700g mascarpone at room temperature. I use a mixture of 500g mascarpone, cream cheese, ricotta, depending on what I have in the fridge. But I wouldn’t go lower than 500g mascarpone

150g caster sugar

3 large eggs, separated

45ml dark rum

30g plain flour

half a teaspoon of vanilla extract

175g plain chocolate, chopped (of course I didn’t chop mine and just broke up the pieces, because I am lazy like that)

1 tablespoon of finely ground espresso coffee powder – I just use something I have in a dusty jar from the supermarket, even though I have a full on, fuck-off coffee machine which freshly grinds my coffee for me. Next time it will maybe be even more awesome if I used freshly ground espresso powder

3 tablepoons of coffee liqueur. I use Kahlua which is lovely, incidentally, in an after dinner espresso, to make it espresso corretto.

Icing sugar for dusting. I was so greedy and impatient, I forgot this bit

Put the biscuit crumbs in a food processor and pulverise. In a bowl, introduce melted butter to the biscuit crumbs and let them do their thing. Press the crumbs into a 23cm spring form tin (I parchment line the base) and as far up the sides as you can get them (I didn’t do them up the sides and it was fine). Chill for 30 mins or even overnight.

When you are ready to make the cheesecake, preheat the oven to 200C; melt the chocolate in a bowl, atop some simmering water and then leave to cool. Put the mascarpone/cheeses into a bowl and beat until nice and smooth, then beat in the sugar, then the egg yolks.

Now divide this mixture into two bowls.

Into one of these bowls stir in the 30g plain flour, the 45ml of dark rum and the half a teaspoon of vanilla extract. Set aside for a moment.

Remember the melted chocolate? Into it, stir the espresso powder and coffee liqueur. Now stir the chocolatey/coffee/coffee liqueur into the second bowl of cheese mixture.

Put the egg whites into a bowl and whisk until soft peak stage, and now fold half the egg whites into each of the bowls – so half into the flour/rum/vanilla cheesey mix and half into the chocolate/coffee/liqueur mix.
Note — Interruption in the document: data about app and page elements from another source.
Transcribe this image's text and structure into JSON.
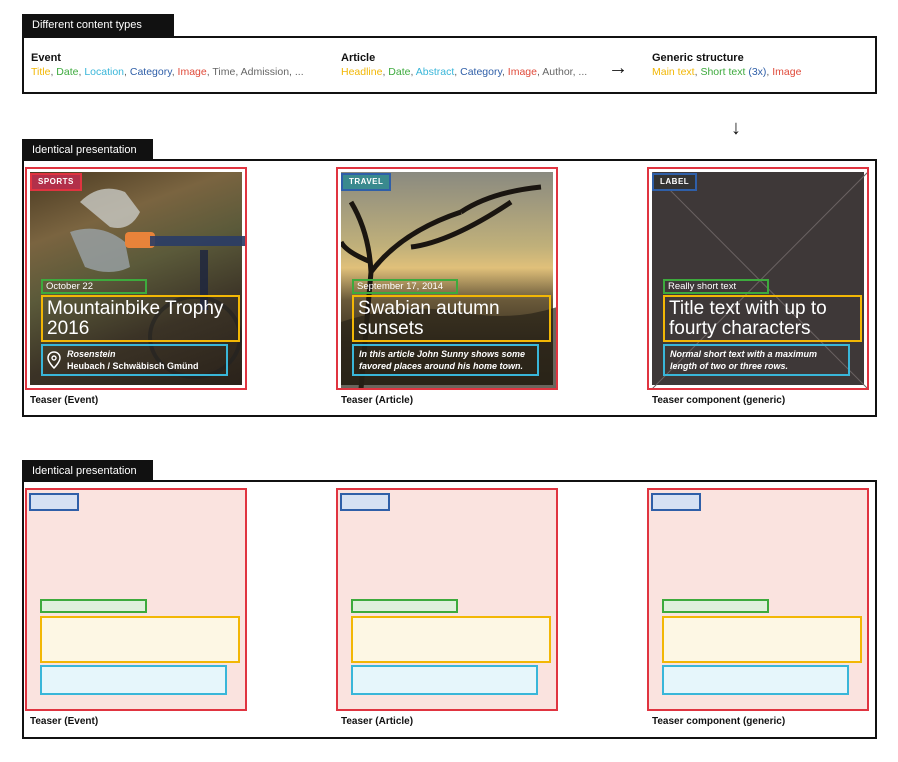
{
  "section1": {
    "tab": "Different content types",
    "event": {
      "heading": "Event",
      "fields": [
        {
          "text": "Title",
          "color": "yellow"
        },
        {
          "text": "Date",
          "color": "green"
        },
        {
          "text": "Location",
          "color": "lightblue"
        },
        {
          "text": "Category",
          "color": "blue"
        },
        {
          "text": "Image",
          "color": "red"
        },
        {
          "text": "Time",
          "color": "gray"
        },
        {
          "text": "Admission, ...",
          "color": "gray"
        }
      ]
    },
    "article": {
      "heading": "Article",
      "fields": [
        {
          "text": "Headline",
          "color": "yellow"
        },
        {
          "text": "Date",
          "color": "green"
        },
        {
          "text": "Abstract",
          "color": "lightblue"
        },
        {
          "text": "Category",
          "color": "blue"
        },
        {
          "text": "Image",
          "color": "red"
        },
        {
          "text": "Author, ...",
          "color": "gray"
        }
      ]
    },
    "generic": {
      "heading": "Generic structure",
      "fields": [
        {
          "text": "Main text",
          "color": "yellow"
        },
        {
          "text": "Short text",
          "color": "green"
        },
        {
          "text": "(3x)",
          "color": "blue"
        },
        {
          "text": "Image",
          "color": "red"
        }
      ]
    },
    "arrow_right": "→",
    "arrow_down": "↓"
  },
  "section2": {
    "tab": "Identical presentation",
    "cards": [
      {
        "label": "SPORTS",
        "date": "October 22",
        "title": "Mountainbike Trophy 2016",
        "meta_line1": "Rosenstein",
        "meta_line2": "Heubach / Schwäbisch Gmünd",
        "caption": "Teaser (Event)"
      },
      {
        "label": "TRAVEL",
        "date": "September 17, 2014",
        "title": "Swabian autumn sunsets",
        "meta_line1": "In this article John Sunny shows some",
        "meta_line2": "favored places around his home town.",
        "caption": "Teaser (Article)"
      },
      {
        "label": "LABEL",
        "date": "Really short text",
        "title": "Title text with up to fourty characters",
        "meta_line1": "Normal short text with a maximum",
        "meta_line2": "length of two or three rows.",
        "caption": "Teaser component (generic)"
      }
    ]
  },
  "section3": {
    "tab": "Identical presentation",
    "captions": [
      "Teaser (Event)",
      "Teaser (Article)",
      "Teaser component (generic)"
    ]
  },
  "colors": {
    "card_border": "#e03440",
    "label_border": "#2f5fa8",
    "date_border": "#3daa3d",
    "title_border": "#f2b705",
    "meta_border": "#39b6d9",
    "sports_label_bg": "#b2304a",
    "travel_label_bg": "#3a8a8e",
    "wireframe_fill": "#fae3df"
  }
}
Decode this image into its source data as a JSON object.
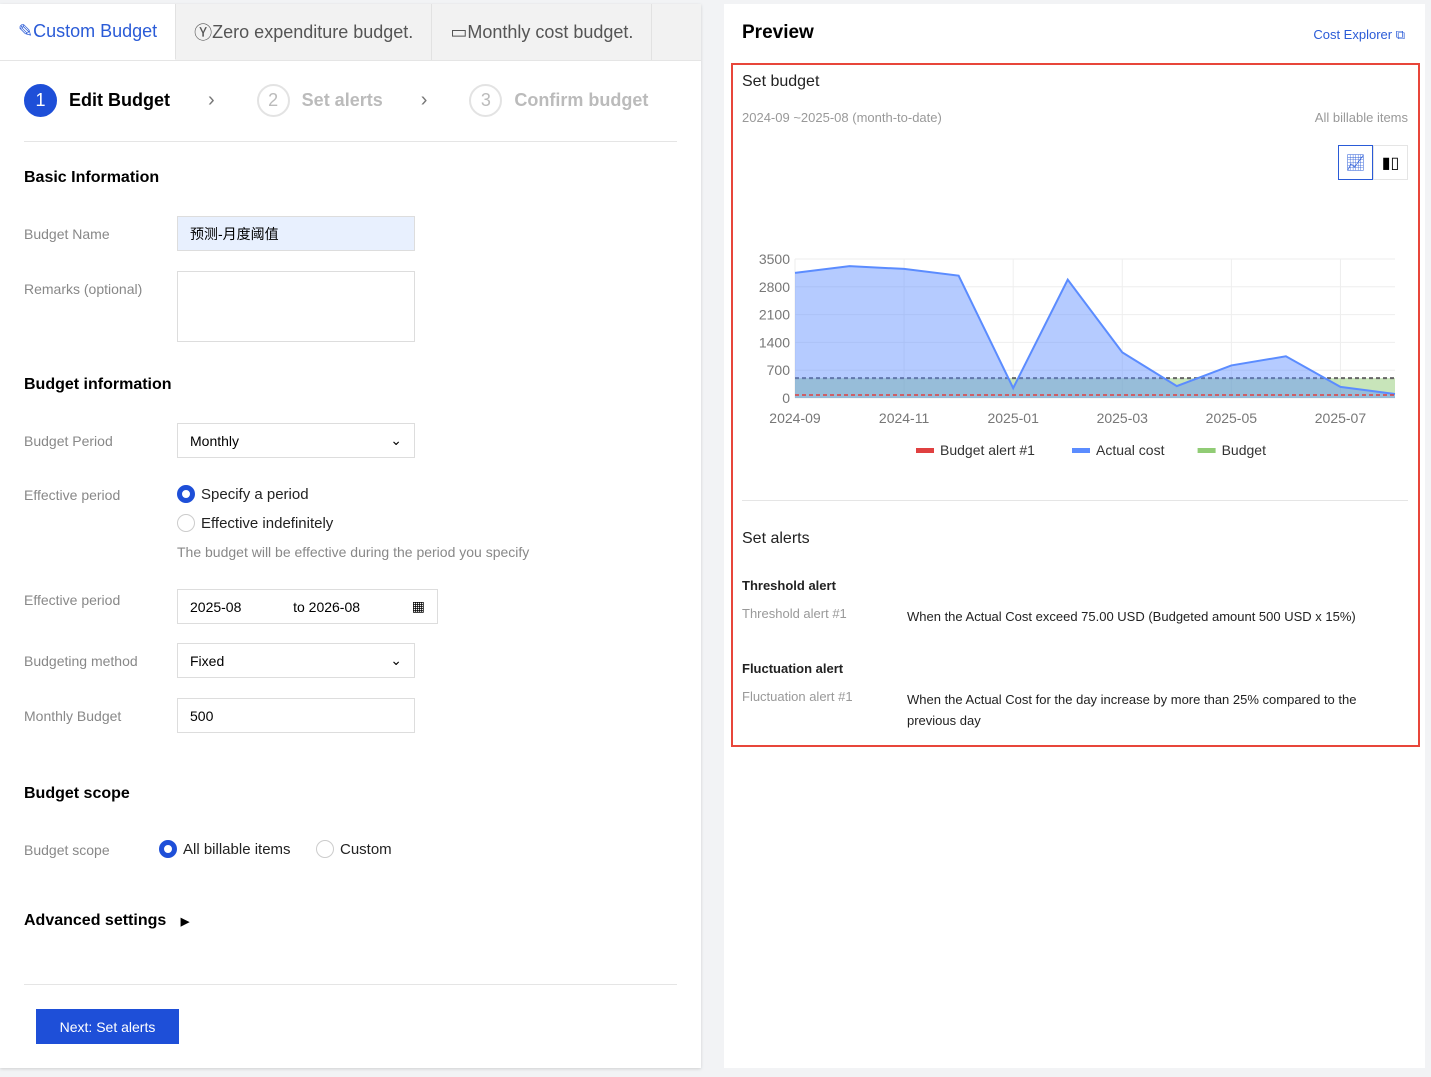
{
  "tabs": [
    "Custom Budget",
    "Zero expenditure budget.",
    "Monthly cost budget."
  ],
  "steps": [
    {
      "n": "1",
      "label": "Edit Budget"
    },
    {
      "n": "2",
      "label": "Set alerts"
    },
    {
      "n": "3",
      "label": "Confirm budget"
    }
  ],
  "basic": {
    "title": "Basic Information",
    "name_label": "Budget Name",
    "name_value": "预测-月度阈值",
    "remarks_label": "Remarks (optional)"
  },
  "budget": {
    "title": "Budget information",
    "period_label": "Budget Period",
    "period_value": "Monthly",
    "effective_label": "Effective period",
    "opt1": "Specify a period",
    "opt2": "Effective indefinitely",
    "hint": "The budget will be effective during the period you specify",
    "range_label": "Effective period",
    "range_from": "2025-08",
    "range_to": "to 2026-08",
    "method_label": "Budgeting method",
    "method_value": "Fixed",
    "monthly_label": "Monthly Budget",
    "monthly_value": "500"
  },
  "scope": {
    "title": "Budget scope",
    "label": "Budget scope",
    "opt1": "All billable items",
    "opt2": "Custom"
  },
  "advanced": "Advanced settings",
  "next_button": "Next: Set alerts",
  "preview": {
    "title": "Preview",
    "cost_explorer": "Cost Explorer",
    "set_budget": "Set budget",
    "range": "2024-09 ~2025-08 (month-to-date)",
    "scope": "All billable items",
    "set_alerts": "Set alerts",
    "threshold_title": "Threshold alert",
    "threshold_name": "Threshold alert #1",
    "threshold_text": "When the Actual Cost exceed 75.00 USD (Budgeted amount 500 USD x 15%)",
    "fluct_title": "Fluctuation alert",
    "fluct_name": "Fluctuation alert #1",
    "fluct_text": "When the Actual Cost for the day increase by more than 25% compared to the previous day"
  },
  "chart_data": {
    "type": "area",
    "x": [
      "2024-09",
      "2024-10",
      "2024-11",
      "2024-12",
      "2025-01",
      "2025-02",
      "2025-03",
      "2025-04",
      "2025-05",
      "2025-06",
      "2025-07",
      "2025-08"
    ],
    "xticks": [
      "2024-09",
      "2024-11",
      "2025-01",
      "2025-03",
      "2025-05",
      "2025-07"
    ],
    "yticks": [
      "3500",
      "2800",
      "2100",
      "1400",
      "700",
      "0"
    ],
    "ylim": [
      0,
      3500
    ],
    "series": [
      {
        "name": "Budget alert #1",
        "color": "#e04040",
        "values": [
          75,
          75,
          75,
          75,
          75,
          75,
          75,
          75,
          75,
          75,
          75,
          75
        ]
      },
      {
        "name": "Actual cost",
        "color": "#5b8cff",
        "values": [
          3150,
          3320,
          3250,
          3080,
          250,
          2980,
          1150,
          300,
          820,
          1050,
          280,
          100
        ]
      },
      {
        "name": "Budget",
        "color": "#91cc75",
        "values": [
          500,
          500,
          500,
          500,
          500,
          500,
          500,
          500,
          500,
          500,
          500,
          500
        ]
      }
    ]
  }
}
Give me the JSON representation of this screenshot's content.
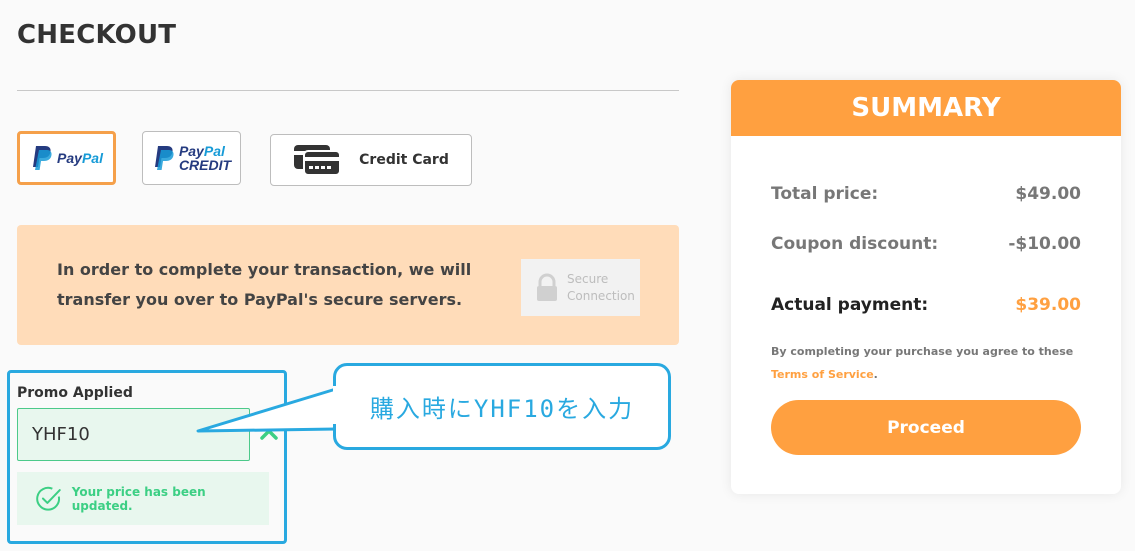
{
  "page": {
    "title": "CHECKOUT"
  },
  "payment_options": [
    {
      "label": "PayPal",
      "part1": "Pay",
      "part2": "Pal",
      "selected": true
    },
    {
      "label": "PayPal Credit",
      "part1": "Pay",
      "part2": "Pal",
      "part3": "CREDIT",
      "selected": false
    },
    {
      "label": "Credit Card",
      "selected": false
    }
  ],
  "notice": {
    "text": "In order to complete your transaction, we will transfer you over to PayPal's secure servers.",
    "badge_line1": "Secure",
    "badge_line2": "Connection"
  },
  "promo": {
    "label": "Promo Applied",
    "value": "YHF10",
    "message": "Your price has been updated."
  },
  "callout": {
    "text": "購入時にYHF10を入力"
  },
  "summary": {
    "title": "SUMMARY",
    "total_label": "Total price:",
    "total_value": "$49.00",
    "coupon_label": "Coupon discount:",
    "coupon_value": "-$10.00",
    "actual_label": "Actual payment:",
    "actual_value": "$39.00",
    "agree_text": "By completing your purchase you agree to these",
    "terms_link": "Terms of Service",
    "terms_suffix": ".",
    "proceed_label": "Proceed"
  },
  "colors": {
    "accent_orange": "#ffa040",
    "highlight_blue": "#29a9e0",
    "success_green": "#3ccf84",
    "paypal_dark": "#253b80",
    "paypal_light": "#179bd7"
  },
  "icons": [
    "paypal-logo-icon",
    "credit-card-icon",
    "lock-icon",
    "close-icon",
    "check-circle-icon"
  ]
}
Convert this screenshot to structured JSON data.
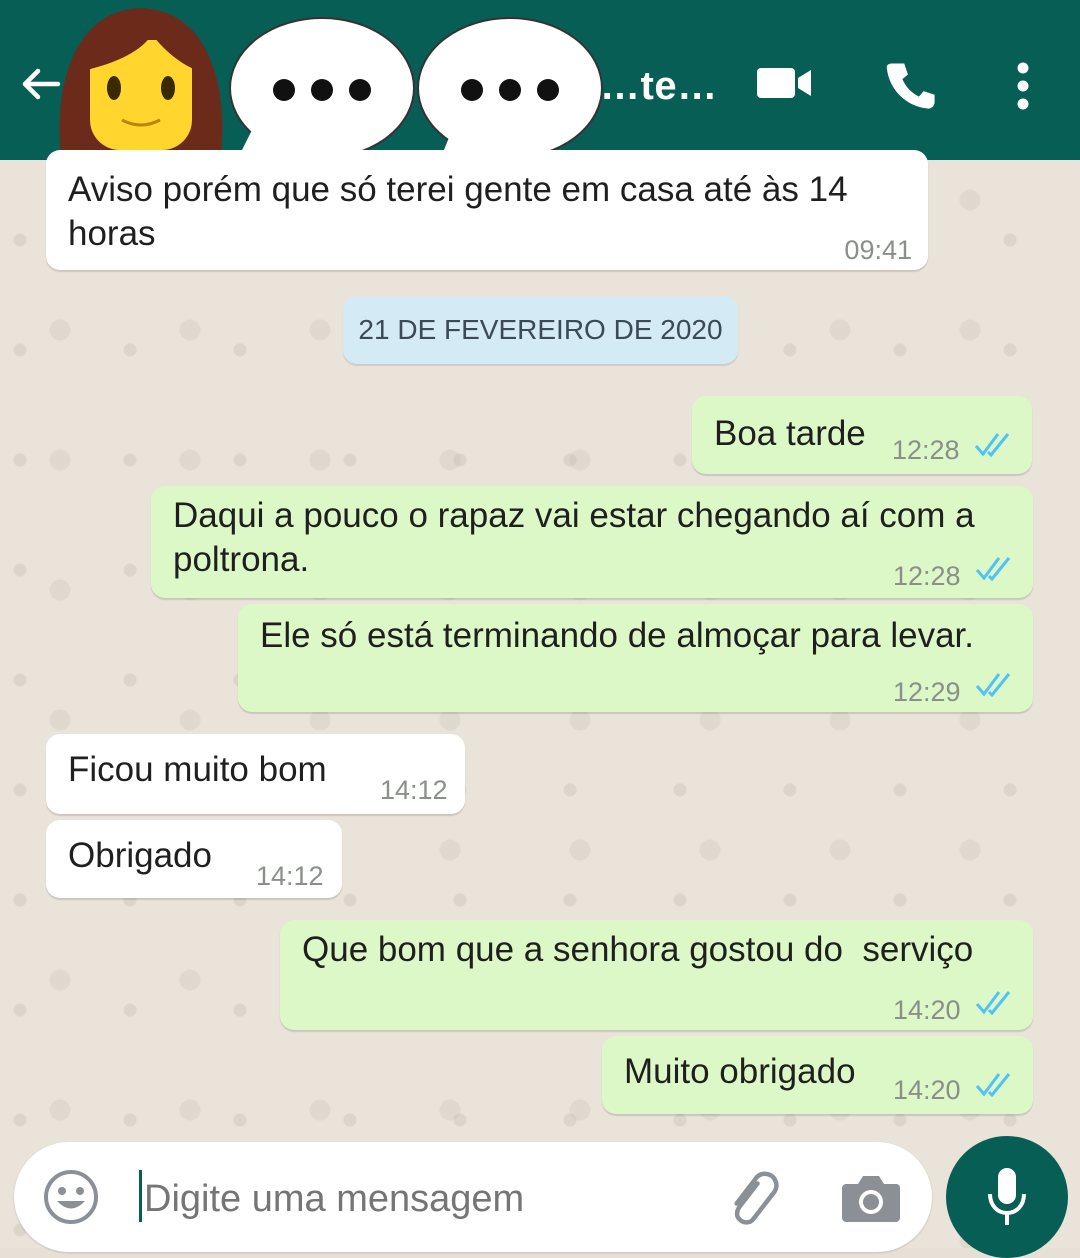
{
  "header": {
    "title": "…te…",
    "censor_bubble_text": "•••"
  },
  "input": {
    "placeholder": "Digite uma mensagem"
  },
  "date_separator": "21 DE FEVEREIRO DE 2020",
  "messages": [
    {
      "text": "Aviso porém que só terei gente em casa até às 14 horas",
      "time": "09:41",
      "direction": "in"
    },
    {
      "text": "Boa tarde",
      "time": "12:28",
      "direction": "out",
      "status": "read"
    },
    {
      "text": "Daqui a pouco o rapaz vai estar chegando aí com a poltrona.",
      "time": "12:28",
      "direction": "out",
      "status": "read"
    },
    {
      "text": "Ele só está terminando de almoçar para levar.",
      "time": "12:29",
      "direction": "out",
      "status": "read"
    },
    {
      "text": "Ficou muito bom",
      "time": "14:12",
      "direction": "in"
    },
    {
      "text": "Obrigado",
      "time": "14:12",
      "direction": "in"
    },
    {
      "text": "Que bom que a senhora gostou do  serviço",
      "time": "14:20",
      "direction": "out",
      "status": "read"
    },
    {
      "text": "Muito obrigado",
      "time": "14:20",
      "direction": "out",
      "status": "read"
    }
  ],
  "colors": {
    "header": "#075e54",
    "outgoing_bubble": "#dcf8c6",
    "incoming_bubble": "#ffffff",
    "read_ticks": "#4fc3f7"
  },
  "icons": [
    "back-arrow-icon",
    "video-call-icon",
    "phone-icon",
    "more-options-icon",
    "emoji-icon",
    "attach-icon",
    "camera-icon",
    "mic-icon"
  ]
}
Now dollop alternate spoonfuls of the mixture into the cake tin, give a swirl to gently mix and bake for 45mins to 1 hour. I lowered the temperature of my oven for the last 15 minutes or so only because my oven is fierce. Just keep an eye on it after 45 mins. It should be golden brown but still soft in the centre. Not liquid soft but softly soft, like a bit jelly on a plate.

Turn off the oven and leave the door ajar and leave the cheesecake until completely cold. When cold, chill in the fridge for several hours then it’s ready to be taken out and eaten, either fridge-cold or leave it to warm up a bit at room temperature.

Dust with icing sugar and revel in the calorie count. It’s high.